--- ABOUT THIS TASK ---
Each record below should be set down exactly.

=====

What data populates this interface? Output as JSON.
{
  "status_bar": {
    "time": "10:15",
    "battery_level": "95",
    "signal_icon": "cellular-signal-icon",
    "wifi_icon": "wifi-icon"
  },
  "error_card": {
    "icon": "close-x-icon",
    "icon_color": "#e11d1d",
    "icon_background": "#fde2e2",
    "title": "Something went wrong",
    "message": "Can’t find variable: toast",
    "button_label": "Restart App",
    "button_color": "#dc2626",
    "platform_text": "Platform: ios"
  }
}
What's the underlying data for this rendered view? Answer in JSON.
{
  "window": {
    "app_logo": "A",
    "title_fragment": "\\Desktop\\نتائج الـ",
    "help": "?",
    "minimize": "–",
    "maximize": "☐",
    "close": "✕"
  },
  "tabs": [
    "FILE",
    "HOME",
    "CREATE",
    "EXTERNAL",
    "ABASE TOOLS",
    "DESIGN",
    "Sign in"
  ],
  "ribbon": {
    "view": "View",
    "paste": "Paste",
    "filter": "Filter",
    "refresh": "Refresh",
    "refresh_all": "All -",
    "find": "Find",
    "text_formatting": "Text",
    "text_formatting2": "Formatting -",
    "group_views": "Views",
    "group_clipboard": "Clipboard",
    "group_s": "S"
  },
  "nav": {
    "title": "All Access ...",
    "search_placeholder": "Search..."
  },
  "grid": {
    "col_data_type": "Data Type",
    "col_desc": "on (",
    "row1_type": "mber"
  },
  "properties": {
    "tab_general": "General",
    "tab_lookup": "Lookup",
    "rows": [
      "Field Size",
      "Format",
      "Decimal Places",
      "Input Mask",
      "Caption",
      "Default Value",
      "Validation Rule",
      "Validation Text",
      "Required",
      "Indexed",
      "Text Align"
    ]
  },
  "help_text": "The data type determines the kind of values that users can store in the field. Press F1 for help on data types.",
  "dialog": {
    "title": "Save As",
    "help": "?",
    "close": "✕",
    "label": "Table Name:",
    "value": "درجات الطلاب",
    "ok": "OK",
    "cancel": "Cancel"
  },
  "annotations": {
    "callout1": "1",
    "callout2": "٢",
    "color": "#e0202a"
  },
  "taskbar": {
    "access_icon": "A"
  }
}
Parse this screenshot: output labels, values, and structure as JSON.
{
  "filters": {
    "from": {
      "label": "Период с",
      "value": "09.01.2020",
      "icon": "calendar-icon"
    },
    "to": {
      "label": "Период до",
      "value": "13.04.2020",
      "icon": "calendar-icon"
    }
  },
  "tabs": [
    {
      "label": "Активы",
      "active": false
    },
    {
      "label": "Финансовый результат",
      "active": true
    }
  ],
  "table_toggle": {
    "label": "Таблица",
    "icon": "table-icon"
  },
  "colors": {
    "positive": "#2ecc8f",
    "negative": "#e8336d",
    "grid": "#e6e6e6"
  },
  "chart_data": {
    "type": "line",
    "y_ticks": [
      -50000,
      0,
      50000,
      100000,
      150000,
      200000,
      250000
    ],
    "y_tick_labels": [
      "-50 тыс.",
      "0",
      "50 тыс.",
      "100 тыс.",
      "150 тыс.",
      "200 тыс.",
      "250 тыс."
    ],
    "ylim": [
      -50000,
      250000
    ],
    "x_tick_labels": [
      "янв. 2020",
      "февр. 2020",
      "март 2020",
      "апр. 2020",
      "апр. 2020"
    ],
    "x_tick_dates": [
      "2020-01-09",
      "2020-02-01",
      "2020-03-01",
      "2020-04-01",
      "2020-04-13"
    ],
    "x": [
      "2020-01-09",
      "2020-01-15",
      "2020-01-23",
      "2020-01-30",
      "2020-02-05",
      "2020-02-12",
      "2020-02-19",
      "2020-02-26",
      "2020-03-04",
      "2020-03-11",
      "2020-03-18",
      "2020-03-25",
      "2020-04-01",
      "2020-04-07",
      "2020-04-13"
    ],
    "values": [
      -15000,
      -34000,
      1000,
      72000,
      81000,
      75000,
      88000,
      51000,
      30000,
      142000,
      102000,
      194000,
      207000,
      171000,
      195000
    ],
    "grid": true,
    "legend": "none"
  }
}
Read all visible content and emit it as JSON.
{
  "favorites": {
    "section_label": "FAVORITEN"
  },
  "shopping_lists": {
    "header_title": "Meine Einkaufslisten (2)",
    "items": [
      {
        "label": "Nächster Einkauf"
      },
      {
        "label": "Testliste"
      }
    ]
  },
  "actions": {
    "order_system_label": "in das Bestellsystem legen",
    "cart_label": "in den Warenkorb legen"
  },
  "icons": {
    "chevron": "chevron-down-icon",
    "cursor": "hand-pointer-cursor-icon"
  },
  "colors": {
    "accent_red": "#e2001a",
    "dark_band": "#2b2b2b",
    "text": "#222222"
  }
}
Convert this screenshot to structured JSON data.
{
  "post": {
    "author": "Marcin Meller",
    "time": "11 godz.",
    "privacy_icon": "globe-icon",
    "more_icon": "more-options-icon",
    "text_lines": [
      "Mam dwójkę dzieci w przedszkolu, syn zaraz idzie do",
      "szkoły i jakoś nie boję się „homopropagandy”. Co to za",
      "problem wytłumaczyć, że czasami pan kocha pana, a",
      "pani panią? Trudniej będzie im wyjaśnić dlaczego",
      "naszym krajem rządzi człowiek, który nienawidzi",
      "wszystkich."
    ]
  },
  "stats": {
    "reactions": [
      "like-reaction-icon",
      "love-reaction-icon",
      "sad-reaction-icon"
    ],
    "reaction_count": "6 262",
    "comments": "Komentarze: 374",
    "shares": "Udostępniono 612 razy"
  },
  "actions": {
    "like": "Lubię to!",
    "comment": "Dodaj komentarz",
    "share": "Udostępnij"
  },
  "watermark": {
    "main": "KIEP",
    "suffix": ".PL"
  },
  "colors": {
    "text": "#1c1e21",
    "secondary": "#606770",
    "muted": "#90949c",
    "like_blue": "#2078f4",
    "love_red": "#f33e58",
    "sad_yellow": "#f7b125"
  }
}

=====

--- ANSWER SECTION ---
What data populates this interface? Output as JSON.
{
  "status_bar": {
    "time": "10:15",
    "battery_level": "95",
    "signal_icon": "cellular-signal-icon",
    "wifi_icon": "wifi-icon"
  },
  "error_card": {
    "icon": "close-x-icon",
    "icon_color": "#e11d1d",
    "icon_background": "#fde2e2",
    "title": "Something went wrong",
    "message": "Can’t find variable: toast",
    "button_label": "Restart App",
    "button_color": "#dc2626",
    "platform_text": "Platform: ios"
  }
}
What's the underlying data for this rendered view? Answer in JSON.
{
  "window": {
    "app_logo": "A",
    "title_fragment": "\\Desktop\\نتائج الـ",
    "help": "?",
    "minimize": "–",
    "maximize": "☐",
    "close": "✕"
  },
  "tabs": [
    "FILE",
    "HOME",
    "CREATE",
    "EXTERNAL",
    "ABASE TOOLS",
    "DESIGN",
    "Sign in"
  ],
  "ribbon": {
    "view": "View",
    "paste": "Paste",
    "filter": "Filter",
    "refresh": "Refresh",
    "refresh_all": "All -",
    "find": "Find",
    "text_formatting": "Text",
    "text_formatting2": "Formatting -",
    "group_views": "Views",
    "group_clipboard": "Clipboard",
    "group_s": "S"
  },
  "nav": {
    "title": "All Access ...",
    "search_placeholder": "Search..."
  },
  "grid": {
    "col_data_type": "Data Type",
    "col_desc": "on (",
    "row1_type": "mber"
  },
  "properties": {
    "tab_general": "General",
    "tab_lookup": "Lookup",
    "rows": [
      "Field Size",
      "Format",
      "Decimal Places",
      "Input Mask",
      "Caption",
      "Default Value",
      "Validation Rule",
      "Validation Text",
      "Required",
      "Indexed",
      "Text Align"
    ]
  },
  "help_text": "The data type determines the kind of values that users can store in the field. Press F1 for help on data types.",
  "dialog": {
    "title": "Save As",
    "help": "?",
    "close": "✕",
    "label": "Table Name:",
    "value": "درجات الطلاب",
    "ok": "OK",
    "cancel": "Cancel"
  },
  "annotations": {
    "callout1": "1",
    "callout2": "٢",
    "color": "#e0202a"
  },
  "taskbar": {
    "access_icon": "A"
  }
}
Parse this screenshot: output labels, values, and structure as JSON.
{
  "filters": {
    "from": {
      "label": "Период с",
      "value": "09.01.2020",
      "icon": "calendar-icon"
    },
    "to": {
      "label": "Период до",
      "value": "13.04.2020",
      "icon": "calendar-icon"
    }
  },
  "tabs": [
    {
      "label": "Активы",
      "active": false
    },
    {
      "label": "Финансовый результат",
      "active": true
    }
  ],
  "table_toggle": {
    "label": "Таблица",
    "icon": "table-icon"
  },
  "colors": {
    "positive": "#2ecc8f",
    "negative": "#e8336d",
    "grid": "#e6e6e6"
  },
  "chart_data": {
    "type": "line",
    "y_ticks": [
      -50000,
      0,
      50000,
      100000,
      150000,
      200000,
      250000
    ],
    "y_tick_labels": [
      "-50 тыс.",
      "0",
      "50 тыс.",
      "100 тыс.",
      "150 тыс.",
      "200 тыс.",
      "250 тыс."
    ],
    "ylim": [
      -50000,
      250000
    ],
    "x_tick_labels": [
      "янв. 2020",
      "февр. 2020",
      "март 2020",
      "апр. 2020",
      "апр. 2020"
    ],
    "x_tick_dates": [
      "2020-01-09",
      "2020-02-01",
      "2020-03-01",
      "2020-04-01",
      "2020-04-13"
    ],
    "x": [
      "2020-01-09",
      "2020-01-15",
      "2020-01-23",
      "2020-01-30",
      "2020-02-05",
      "2020-02-12",
      "2020-02-19",
      "2020-02-26",
      "2020-03-04",
      "2020-03-11",
      "2020-03-18",
      "2020-03-25",
      "2020-04-01",
      "2020-04-07",
      "2020-04-13"
    ],
    "values": [
      -15000,
      -34000,
      1000,
      72000,
      81000,
      75000,
      88000,
      51000,
      30000,
      142000,
      102000,
      194000,
      207000,
      171000,
      195000
    ],
    "grid": true,
    "legend": "none"
  }
}
Read all visible content and emit it as JSON.
{
  "favorites": {
    "section_label": "FAVORITEN"
  },
  "shopping_lists": {
    "header_title": "Meine Einkaufslisten (2)",
    "items": [
      {
        "label": "Nächster Einkauf"
      },
      {
        "label": "Testliste"
      }
    ]
  },
  "actions": {
    "order_system_label": "in das Bestellsystem legen",
    "cart_label": "in den Warenkorb legen"
  },
  "icons": {
    "chevron": "chevron-down-icon",
    "cursor": "hand-pointer-cursor-icon"
  },
  "colors": {
    "accent_red": "#e2001a",
    "dark_band": "#2b2b2b",
    "text": "#222222"
  }
}
Convert this screenshot to structured JSON data.
{
  "post": {
    "author": "Marcin Meller",
    "time": "11 godz.",
    "privacy_icon": "globe-icon",
    "more_icon": "more-options-icon",
    "text_lines": [
      "Mam dwójkę dzieci w przedszkolu, syn zaraz idzie do",
      "szkoły i jakoś nie boję się „homopropagandy”. Co to za",
      "problem wytłumaczyć, że czasami pan kocha pana, a",
      "pani panią? Trudniej będzie im wyjaśnić dlaczego",
      "naszym krajem rządzi człowiek, który nienawidzi",
      "wszystkich."
    ]
  },
  "stats": {
    "reactions": [
      "like-reaction-icon",
      "love-reaction-icon",
      "sad-reaction-icon"
    ],
    "reaction_count": "6 262",
    "comments": "Komentarze: 374",
    "shares": "Udostępniono 612 razy"
  },
  "actions": {
    "like": "Lubię to!",
    "comment": "Dodaj komentarz",
    "share": "Udostępnij"
  },
  "watermark": {
    "main": "KIEP",
    "suffix": ".PL"
  },
  "colors": {
    "text": "#1c1e21",
    "secondary": "#606770",
    "muted": "#90949c",
    "like_blue": "#2078f4",
    "love_red": "#f33e58",
    "sad_yellow": "#f7b125"
  }
}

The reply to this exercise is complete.